The 18th Earl sold Teleprompter’s half-sister Rosia Bay, by High Top, to Lord Porchester, who bred from her Italian champion Ibn Bey, by Mill Reef, who ran second to Unbridled in the 1990 Breeders’ Cup Classic, and Group 1 Yorkshire Oaks winner Roseate Tern, by Blakeney. Cheveley Park Stud purchased Rosia Bay’s daughter by Mummy’s Pet, Cerise Bouquet, for only $16,000 through agent David Minton at the 1987 Keeneland January sale and bred highweighted English 2-year-old filly Red Camellia, by Polar Falcon, who also placed in the French 1000 Guineas equivalent at 3. Red Camellia is the dam of Group 1 winner Red Bloom, by Selkirk, and stakes winner Red Gala, by Sinndar.

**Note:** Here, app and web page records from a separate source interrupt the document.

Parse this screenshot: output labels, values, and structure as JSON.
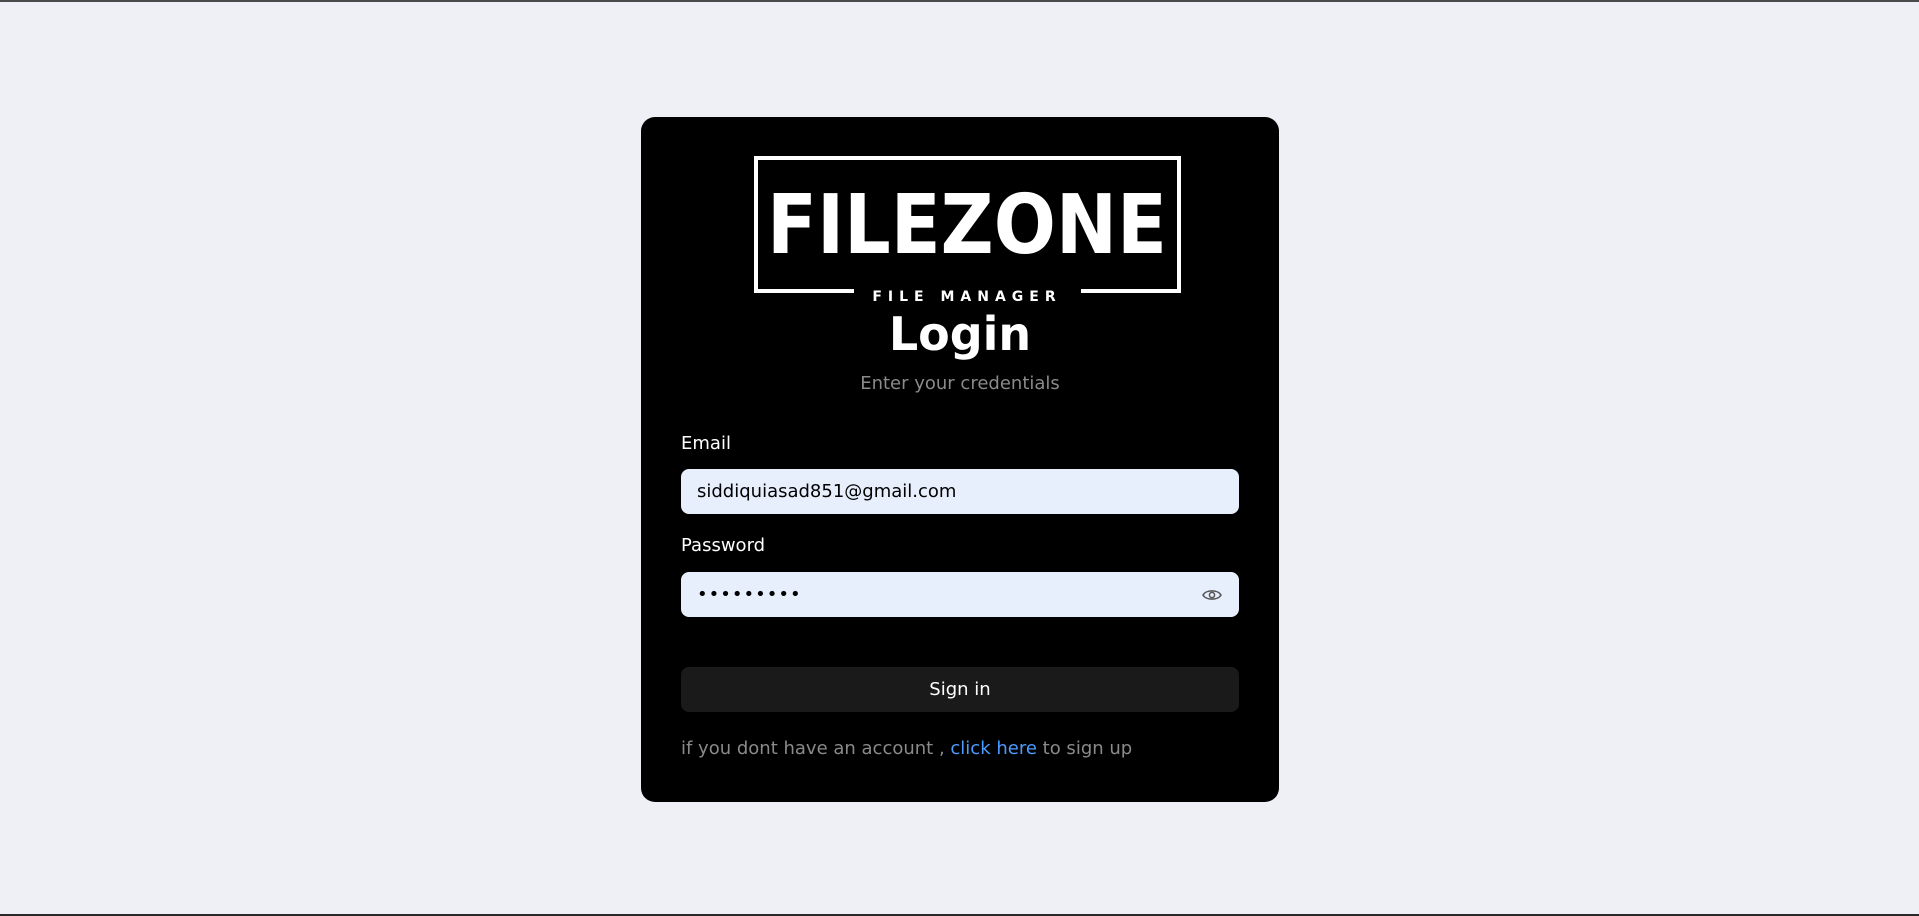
{
  "logo": {
    "text": "FILEZONE",
    "tagline": "FILE MANAGER"
  },
  "login": {
    "title": "Login",
    "subtitle": "Enter your credentials"
  },
  "form": {
    "email_label": "Email",
    "email_value": "siddiquiasad851@gmail.com",
    "password_label": "Password",
    "password_masked": "•••••••••",
    "password_toggle_icon": "eye-icon",
    "submit_label": "Sign in"
  },
  "signup": {
    "prefix": "if you dont have an account , ",
    "link_text": "click here",
    "suffix": " to sign up"
  },
  "colors": {
    "page_background": "#eef0f5",
    "card_background": "#000000",
    "input_background": "#e8effc",
    "button_background": "#1a1a1a",
    "link": "#4d9bff",
    "muted_text": "#8a8a8a"
  }
}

Walter Swinburn Sr.’s Genesis Green Stud purchased Red Camellia’s half-sister Red Bouquet, by Reference Point, for about $35,000 at the 1996 Tattersalls December sale. She produced two stakes winners for Swinburn and his son, Walter Swinburn Jr.: Red Fort, by Green Desert, and Red Carnation, who is very closely related to Red Camellia, since she is also a daughter of Pivotal’s sire, Polar Falcon. Red Carnation was listed as sold for about $39,000 at the Tattersalls October yearling sale in 1999 and again for about $23,000 at a “breeze-up” 2-year-old sale the following spring, and raced in the colors of the Red Carnation Partnership, which included the Swinburns.

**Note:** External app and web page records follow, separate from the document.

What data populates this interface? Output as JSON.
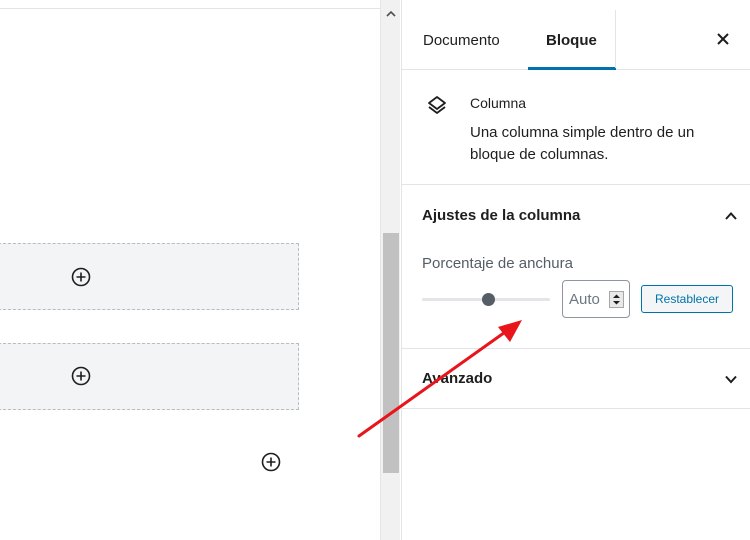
{
  "sidebar": {
    "tabs": [
      {
        "label": "Documento"
      },
      {
        "label": "Bloque"
      }
    ],
    "block_card": {
      "title": "Columna",
      "description": "Una columna simple dentro de un bloque de columnas."
    },
    "column_settings": {
      "title": "Ajustes de la columna",
      "width_label": "Porcentaje de anchura",
      "width_value": "Auto",
      "reset_label": "Restablecer"
    },
    "advanced": {
      "title": "Avanzado"
    }
  },
  "colors": {
    "accent": "#0073aa",
    "annotation_arrow": "#e8151b"
  },
  "icons": {
    "block": "layers-icon",
    "inserter": "plus-circle-icon",
    "close": "close-icon"
  }
}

Placed in her two starts at 2, she won a Newmarket handicap at a mile and a handicap at about 10 1/2 furlongs at Haydock at 3. Kept in training as a 4-year-old, she won only the last of her eight starts, but that earned her all-important black type in the 1 1/2-mile Serlby Stakes at Doncaster.

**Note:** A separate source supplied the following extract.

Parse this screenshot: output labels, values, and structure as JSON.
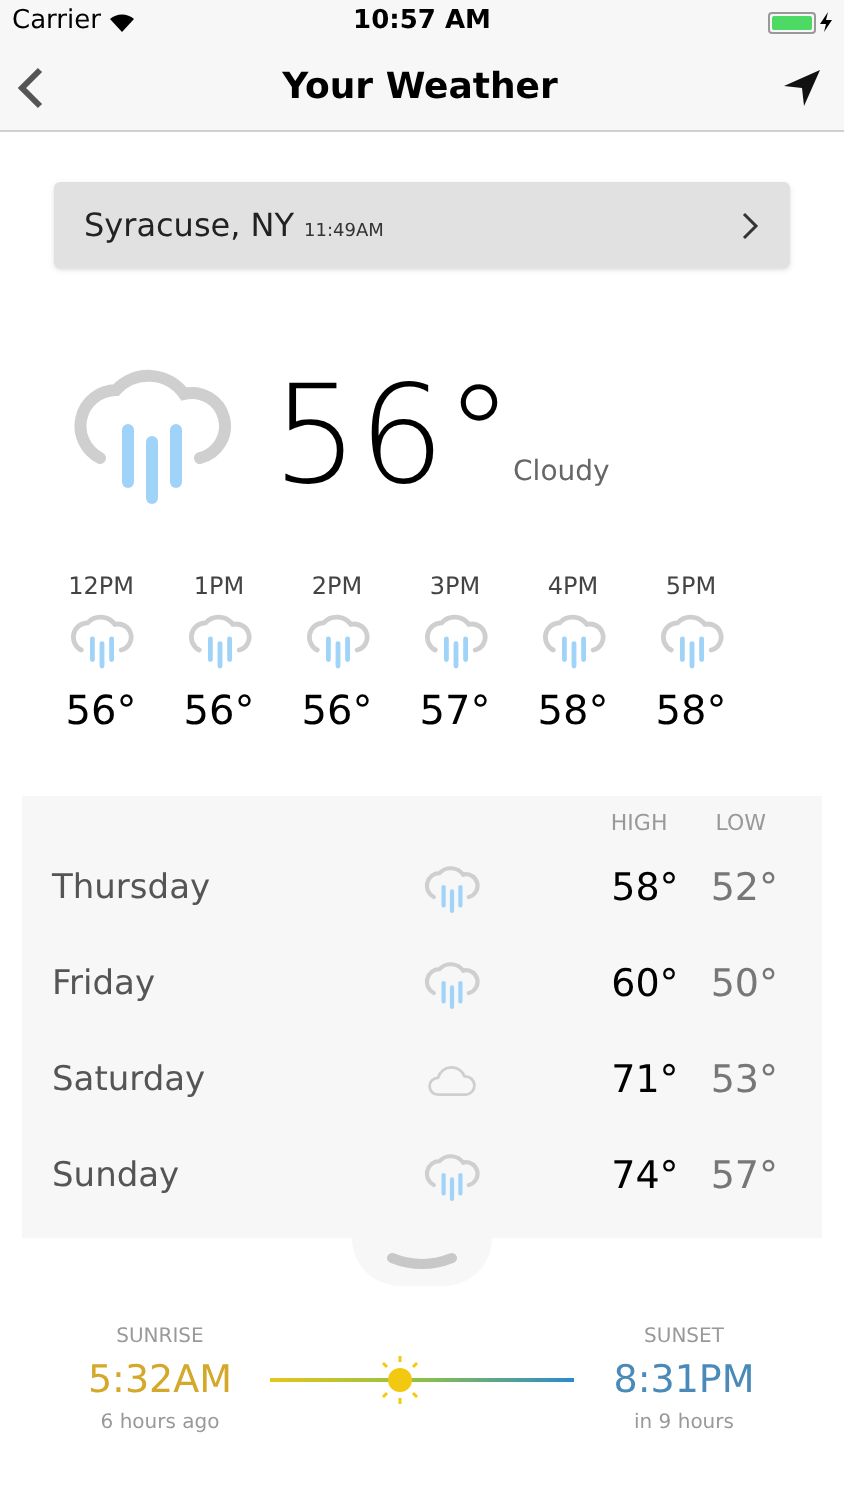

Her first, third, and fourth foals were all minor winners, and Legendary failed to meet his reserve as a yearling at Tattersalls October in 2010 at a hammer price of about $20,000. He has repaid the Swinburns’ faith in him many times over. The Knickerbocker was Legendary’s sixth win in 19 career starts, the first 13 of which were in his native land.
Red Carnation produced only one more foal, minor winner Red Tulip, by Kheleyf.
Legendary, a gelding, is inbred 4x4x4 to Northern Dancer, but both his sire and paternal grandsire are more intensely inbred. Danehill, of course, was inbred 3x3 to Northern Dancer’s dam, Natalma, by Native Dancer, and since Exceed And Excel’s broodmare sire, Lomond, was by Northern Dancer, that intensified the inbreeding further, making him 3x3 to Northern Dancer and 4x4x4 to Natalma.
Such intense inbreeding has often preceded an explosion of class in subsequent generations. It certainly worked for Danehill. Exceed And Excel has not yet reached such legendary status, but he is certainly exceedingly good.